▸ **Aim of the task**: Each entry should be duplicated verbatim; its pictures should not be.

▸ **Extracted material**:
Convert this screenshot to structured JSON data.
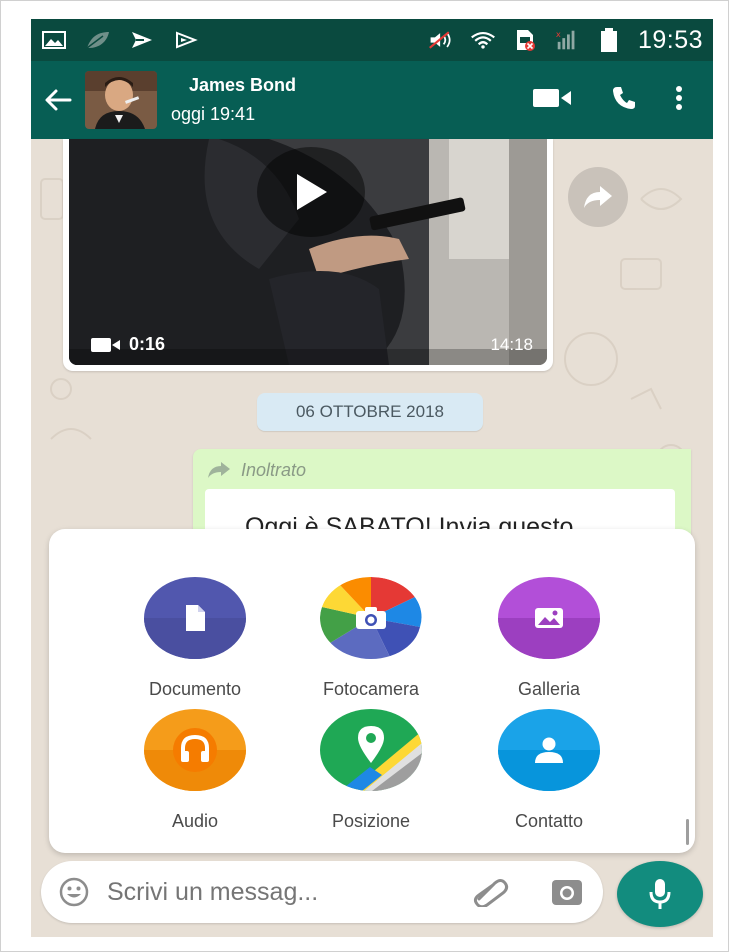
{
  "status_bar": {
    "time": "19:53",
    "left_icons": [
      "image-notification-icon",
      "leaf-notification-icon",
      "send-notification-icon",
      "play-notification-icon"
    ],
    "right_icons": [
      "mute-icon",
      "wifi-icon",
      "sim-blocked-icon",
      "signal-icon",
      "battery-icon"
    ]
  },
  "header": {
    "contact_name": "James Bond",
    "last_seen": "oggi 19:41",
    "actions": [
      "video-call-icon",
      "phone-call-icon",
      "more-options-icon"
    ]
  },
  "video_message": {
    "duration": "0:16",
    "time": "14:18"
  },
  "date_separator": "06 OTTOBRE 2018",
  "forwarded_message": {
    "label": "Inoltrato",
    "text": "Oggi è SABATO! Invia questo"
  },
  "attach_menu": {
    "items": [
      {
        "label": "Documento",
        "icon": "document-icon",
        "color": "#5157ae"
      },
      {
        "label": "Fotocamera",
        "icon": "camera-icon",
        "color": "#ec407a"
      },
      {
        "label": "Galleria",
        "icon": "gallery-icon",
        "color": "#ac44cf"
      },
      {
        "label": "Audio",
        "icon": "headphones-icon",
        "color": "#f57c00"
      },
      {
        "label": "Posizione",
        "icon": "location-pin-icon",
        "color": "#1fa855"
      },
      {
        "label": "Contatto",
        "icon": "contact-icon",
        "color": "#0795dc"
      }
    ]
  },
  "composer": {
    "placeholder": "Scrivi un messag..."
  },
  "colors": {
    "header": "#075e54",
    "status_bar": "#0a4a3f",
    "outgoing_bubble": "#dcf8c6",
    "mic_button": "#128c7e"
  }
}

▸ **Result of the exercise**:
Convert this screenshot to structured JSON data.
{
  "status_bar": {
    "time": "19:53",
    "left_icons": [
      "image-notification-icon",
      "leaf-notification-icon",
      "send-notification-icon",
      "play-notification-icon"
    ],
    "right_icons": [
      "mute-icon",
      "wifi-icon",
      "sim-blocked-icon",
      "signal-icon",
      "battery-icon"
    ]
  },
  "header": {
    "contact_name": "James Bond",
    "last_seen": "oggi 19:41",
    "actions": [
      "video-call-icon",
      "phone-call-icon",
      "more-options-icon"
    ]
  },
  "video_message": {
    "duration": "0:16",
    "time": "14:18"
  },
  "date_separator": "06 OTTOBRE 2018",
  "forwarded_message": {
    "label": "Inoltrato",
    "text": "Oggi è SABATO! Invia questo"
  },
  "attach_menu": {
    "items": [
      {
        "label": "Documento",
        "icon": "document-icon",
        "color": "#5157ae"
      },
      {
        "label": "Fotocamera",
        "icon": "camera-icon",
        "color": "#ec407a"
      },
      {
        "label": "Galleria",
        "icon": "gallery-icon",
        "color": "#ac44cf"
      },
      {
        "label": "Audio",
        "icon": "headphones-icon",
        "color": "#f57c00"
      },
      {
        "label": "Posizione",
        "icon": "location-pin-icon",
        "color": "#1fa855"
      },
      {
        "label": "Contatto",
        "icon": "contact-icon",
        "color": "#0795dc"
      }
    ]
  },
  "composer": {
    "placeholder": "Scrivi un messag..."
  },
  "colors": {
    "header": "#075e54",
    "status_bar": "#0a4a3f",
    "outgoing_bubble": "#dcf8c6",
    "mic_button": "#128c7e"
  }
}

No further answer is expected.